As a kid I was afraid to go to school. Afraid for my mom to leave me. Afraid she wouldn’t pick me up. Afraid that I wouldn’t know what to do or that I would have no one to sit with. I tried hard to cover up these fears, but I quickly discovered that I was not Broadway bound for my acting abilities. My hands trembled in kindergarten; tears from being left would uncontrollably slip out until I could pull myself together and tuck them in again. And that was before having to ride the bus to elementary school. Getting on that thing for the first time felt like a death wish. What kind of guarantee did I have that this perfect stranger would actually take me to school and back home again? For all I knew, she might drive me to the hills of West Virginia and push me out onto the side of the road, separating me from my family forever. I thought long and hard about these threatening possibilities.

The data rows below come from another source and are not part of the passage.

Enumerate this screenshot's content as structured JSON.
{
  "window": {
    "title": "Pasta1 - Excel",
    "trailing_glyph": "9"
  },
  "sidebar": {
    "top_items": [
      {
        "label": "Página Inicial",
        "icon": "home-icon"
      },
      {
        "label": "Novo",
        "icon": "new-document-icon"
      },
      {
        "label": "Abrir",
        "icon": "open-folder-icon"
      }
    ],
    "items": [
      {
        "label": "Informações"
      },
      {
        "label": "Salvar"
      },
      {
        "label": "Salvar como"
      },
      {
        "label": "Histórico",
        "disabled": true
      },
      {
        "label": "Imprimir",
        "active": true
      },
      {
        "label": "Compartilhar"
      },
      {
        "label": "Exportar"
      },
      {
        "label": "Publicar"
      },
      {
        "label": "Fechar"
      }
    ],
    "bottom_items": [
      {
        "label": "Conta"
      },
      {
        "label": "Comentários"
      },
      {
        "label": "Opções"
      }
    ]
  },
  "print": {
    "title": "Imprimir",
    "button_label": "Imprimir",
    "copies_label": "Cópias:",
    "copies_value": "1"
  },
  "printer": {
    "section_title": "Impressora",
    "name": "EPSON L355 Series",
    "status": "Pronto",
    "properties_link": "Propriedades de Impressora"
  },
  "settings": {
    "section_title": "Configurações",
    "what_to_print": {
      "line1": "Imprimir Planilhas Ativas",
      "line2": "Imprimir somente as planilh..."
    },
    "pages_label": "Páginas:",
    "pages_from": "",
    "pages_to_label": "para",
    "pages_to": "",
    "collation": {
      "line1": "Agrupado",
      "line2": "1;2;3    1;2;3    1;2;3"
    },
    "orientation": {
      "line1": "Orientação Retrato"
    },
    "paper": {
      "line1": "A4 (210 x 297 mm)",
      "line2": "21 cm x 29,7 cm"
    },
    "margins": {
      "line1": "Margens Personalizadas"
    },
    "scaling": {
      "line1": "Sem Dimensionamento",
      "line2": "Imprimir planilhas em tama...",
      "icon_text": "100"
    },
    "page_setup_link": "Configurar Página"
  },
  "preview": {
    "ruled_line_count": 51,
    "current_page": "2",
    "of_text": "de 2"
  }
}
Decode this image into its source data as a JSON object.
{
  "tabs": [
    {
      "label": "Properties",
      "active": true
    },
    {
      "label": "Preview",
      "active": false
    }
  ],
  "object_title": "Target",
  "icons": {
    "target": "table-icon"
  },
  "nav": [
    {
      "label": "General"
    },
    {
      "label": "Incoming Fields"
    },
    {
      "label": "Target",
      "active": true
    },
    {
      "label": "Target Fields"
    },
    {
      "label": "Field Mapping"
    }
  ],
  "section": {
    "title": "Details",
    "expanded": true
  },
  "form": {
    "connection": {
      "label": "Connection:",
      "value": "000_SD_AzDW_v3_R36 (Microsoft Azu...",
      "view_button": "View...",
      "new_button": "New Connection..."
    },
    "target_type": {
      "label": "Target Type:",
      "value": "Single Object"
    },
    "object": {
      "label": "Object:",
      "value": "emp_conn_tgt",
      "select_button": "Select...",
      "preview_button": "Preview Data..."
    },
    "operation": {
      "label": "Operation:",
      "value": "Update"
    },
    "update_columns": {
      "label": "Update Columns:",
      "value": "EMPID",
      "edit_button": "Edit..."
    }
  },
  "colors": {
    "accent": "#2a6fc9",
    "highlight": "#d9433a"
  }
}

Of course, as I’ve matured and grown in confidence over the years, I’m a little less phobic. But the fears haven’t gone away. I wear them with a little more class, and they’re slightly more masked, but if it were fully acceptable — and I knew in advance that no one would judge me — I would cry out in the most obnoxious, whimpering, childish voice, “Don’t make me go! Don’t make me go! Pleeeeeeease don’t make me go!”

I haven’t resorted to this yet, but it’s everything I’m thinking and feeling. I hold back the “I’m-falling-apart” drama, not so much because I’m afraid of what people might think, but because I know I have to go. Not just because I have to make a living and this is the only way I know how to do it, and not just because I have to hold up my end of the bargain with my record company and booking agency; but because I know that this is what God has put in my heart to do. I’m confident of this, and even though I’m afraid at times, I can’t curl up like a pill bug because I don’t want to leave home.

But choosing the high road doesn’t keep all my anxiety at bay. It just means that I lay down my own agenda and fears for the sake of doing what I believe God is asking of me. I have stretched in these areas a great deal, but I’m not sure that it will ever be easy for me to step on a bus or board a plane at the expense of being away from so much I hold dear. But this is where the fight for freedom comes in. In obedience and trust there is liberty. It doesn’t mean that everything is suddenly better for me, but that my fears don’t dictate my decisions. It’s not that I don’t fear, it’s just that my fears aren’t the controlling factor.

Freedom in Christ is similar, at least in my experience. Again, I think we as a Christian community do ourselves (and others) a great disservice when we promote the idea that freedom from our struggles is an instantaneous event, a one-time moment of deliverance. Paul’s statement in Galatians 5:1 — “It is for freedom that Christ has set us free” — refers to the instantaneous part: Jesus Christ hung on a cross to bear the sins of the world in order to secure our eternal freedom. But the second part of Paul’s statement cautions us that day-to-day freedom in our mortal bodies is something we must vigorously protect. We must hold our ground so we do not slip back under the heavy burdens that hold us captive.

Maintaining our soul-freedom is up to us. Based on my own experience as well as the experiences of those who are farther down the road than I am, it’s a lifelong battle. It is supposed to be hard. Acknowledging that challenge relieves me because it is far more stressful to think that being a Christian guarantees automatic victory or immediate deliverance from something that we will never have to work at again — especially considering the fact that I have never been able to accomplish this struggle-free way of life. Yet this incorrect way of thinking continues to be propagated and has led to the destruction of many Christians who are sincere followers of Christ but have had to work desperately hard for their freedom.